Posted on December 21, 2016 at 3:37 pm
“Hidden Figures,” the true story of African-American women mathematicians at NASA during the 1960’s is one of the most uplifting films of the year. Its score is composed by by Hollywood legend Hans Zimmer with Benjamin Wallfisch and the best pop producer in the business and one of the most popular performers as well, Pharrell Williams, who told me “I’m lucky to be a part of this film.” Even before he got involved, Williams had begun to experiment with some 60’s-inspired compositions. “I grew up around that kind of music because I was born 11 years later. So I used to hear it around the house, my parents played it and at my grandmother’s house too, I used to hear the music. That’s a very crazy time, but it felt good and it was all music that evoked, music that came from the soul and that’s why they call it soul music. It was like you could just feel the core of where someone was coming from.” He used a mix of old and new instruments to create the sound.
Williams has worked with a wide range of musicians and performers. “Collaborating allows me to channel and learn new ways of working, new ways of thinking, new directions. This is all an education. Life is an education, so every time I collaborate with somebody it’s like a crash course into the way that they work, into this new moment that we are sharing and into uncharted territories.”
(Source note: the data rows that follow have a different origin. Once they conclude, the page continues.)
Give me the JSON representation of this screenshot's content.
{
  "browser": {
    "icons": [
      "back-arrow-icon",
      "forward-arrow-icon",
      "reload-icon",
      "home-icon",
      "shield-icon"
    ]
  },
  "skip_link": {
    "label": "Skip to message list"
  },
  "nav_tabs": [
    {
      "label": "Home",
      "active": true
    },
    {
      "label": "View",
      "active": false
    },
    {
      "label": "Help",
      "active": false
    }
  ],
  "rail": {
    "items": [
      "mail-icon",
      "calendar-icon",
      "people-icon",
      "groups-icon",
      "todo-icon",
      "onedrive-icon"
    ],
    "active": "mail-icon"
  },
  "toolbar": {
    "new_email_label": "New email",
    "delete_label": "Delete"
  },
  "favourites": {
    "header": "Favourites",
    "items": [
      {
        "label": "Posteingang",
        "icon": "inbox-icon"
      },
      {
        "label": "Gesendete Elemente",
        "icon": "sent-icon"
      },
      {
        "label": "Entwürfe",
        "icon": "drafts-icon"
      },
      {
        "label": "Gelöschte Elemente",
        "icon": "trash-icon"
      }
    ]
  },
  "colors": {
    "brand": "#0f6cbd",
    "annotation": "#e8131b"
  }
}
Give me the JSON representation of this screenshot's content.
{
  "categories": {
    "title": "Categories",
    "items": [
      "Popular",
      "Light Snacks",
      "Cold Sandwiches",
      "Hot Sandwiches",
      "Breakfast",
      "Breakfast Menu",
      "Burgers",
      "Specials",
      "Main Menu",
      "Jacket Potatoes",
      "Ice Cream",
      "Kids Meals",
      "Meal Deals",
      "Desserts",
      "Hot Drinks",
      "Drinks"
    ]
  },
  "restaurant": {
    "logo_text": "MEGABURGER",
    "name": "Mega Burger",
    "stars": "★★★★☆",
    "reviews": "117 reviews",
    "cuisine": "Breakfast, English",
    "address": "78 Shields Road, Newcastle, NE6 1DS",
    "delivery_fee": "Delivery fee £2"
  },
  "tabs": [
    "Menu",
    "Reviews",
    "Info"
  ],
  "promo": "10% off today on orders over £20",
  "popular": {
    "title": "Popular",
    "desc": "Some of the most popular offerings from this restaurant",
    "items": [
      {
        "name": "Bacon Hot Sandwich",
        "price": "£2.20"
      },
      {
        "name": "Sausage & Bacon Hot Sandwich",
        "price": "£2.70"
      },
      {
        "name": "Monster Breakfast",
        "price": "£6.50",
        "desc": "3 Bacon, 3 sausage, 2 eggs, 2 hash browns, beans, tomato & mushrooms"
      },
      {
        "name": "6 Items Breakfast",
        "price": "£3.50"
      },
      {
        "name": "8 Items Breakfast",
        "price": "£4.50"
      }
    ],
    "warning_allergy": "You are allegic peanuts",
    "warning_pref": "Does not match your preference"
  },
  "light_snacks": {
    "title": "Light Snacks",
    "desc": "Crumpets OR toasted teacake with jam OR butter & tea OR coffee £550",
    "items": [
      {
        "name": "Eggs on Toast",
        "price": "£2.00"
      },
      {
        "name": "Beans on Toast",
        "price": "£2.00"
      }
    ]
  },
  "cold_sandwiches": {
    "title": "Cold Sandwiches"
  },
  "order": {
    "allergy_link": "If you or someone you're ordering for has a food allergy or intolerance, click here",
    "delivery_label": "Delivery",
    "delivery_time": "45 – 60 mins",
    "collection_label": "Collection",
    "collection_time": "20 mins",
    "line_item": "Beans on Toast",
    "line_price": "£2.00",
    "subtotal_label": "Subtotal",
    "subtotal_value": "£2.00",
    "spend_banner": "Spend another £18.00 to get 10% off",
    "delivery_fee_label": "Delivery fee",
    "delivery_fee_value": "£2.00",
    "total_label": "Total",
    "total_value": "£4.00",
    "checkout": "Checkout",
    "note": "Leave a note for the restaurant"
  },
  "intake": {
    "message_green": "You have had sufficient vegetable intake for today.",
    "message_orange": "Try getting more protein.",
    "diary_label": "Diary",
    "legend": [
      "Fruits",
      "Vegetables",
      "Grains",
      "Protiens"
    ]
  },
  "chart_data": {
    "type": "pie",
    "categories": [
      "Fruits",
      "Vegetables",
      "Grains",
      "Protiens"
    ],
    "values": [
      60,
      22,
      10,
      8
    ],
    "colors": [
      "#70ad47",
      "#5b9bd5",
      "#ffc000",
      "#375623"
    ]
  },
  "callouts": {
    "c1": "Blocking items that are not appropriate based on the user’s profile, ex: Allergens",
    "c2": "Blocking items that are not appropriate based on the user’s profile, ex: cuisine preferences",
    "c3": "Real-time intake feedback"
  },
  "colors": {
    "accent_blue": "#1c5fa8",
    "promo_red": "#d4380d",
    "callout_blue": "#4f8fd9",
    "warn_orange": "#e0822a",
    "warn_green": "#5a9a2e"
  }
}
He told me what he learned from Zimmer and Wallfisch about writing music to complement a story. “Hans always likes to find the poetry in a script and then he likes to parallel it with the score. And Ben is like a seeker of tenderness. I like to stoke the fires and try and stimulate something. So it was like this really interesting trio in the way that we worked. It was a whole lot of fun. And ultimately we came to the conclusion that when you think about scores there’s always like the default go to, Euro/Anglo angle when composing a score so we thought well, these women were not Euro and they were not Anglo. They were African-American, they were women and it was the 1960s, so those were our coordinates. That’s what we locked in on and that’s what we tried to chase.” He said this might be the music they listened to as they were cooking and driving to work. “This music was meant to be the backdrop to the most important dialogue and the most important stories in its universe, in its world and so the music was never supposed to shine brighter than what was going on in the film because that was the most important part.” He said that does not mean creating the melodies differently but “you’ll know when it’s doing too much. I tried to pull the fire out of something first. Like in other words if you ask me do that then I have to go to that dial I have to dive deep on the four dimensional level and try to well up as much fire as I can and then I dial it down once I’ve got it.”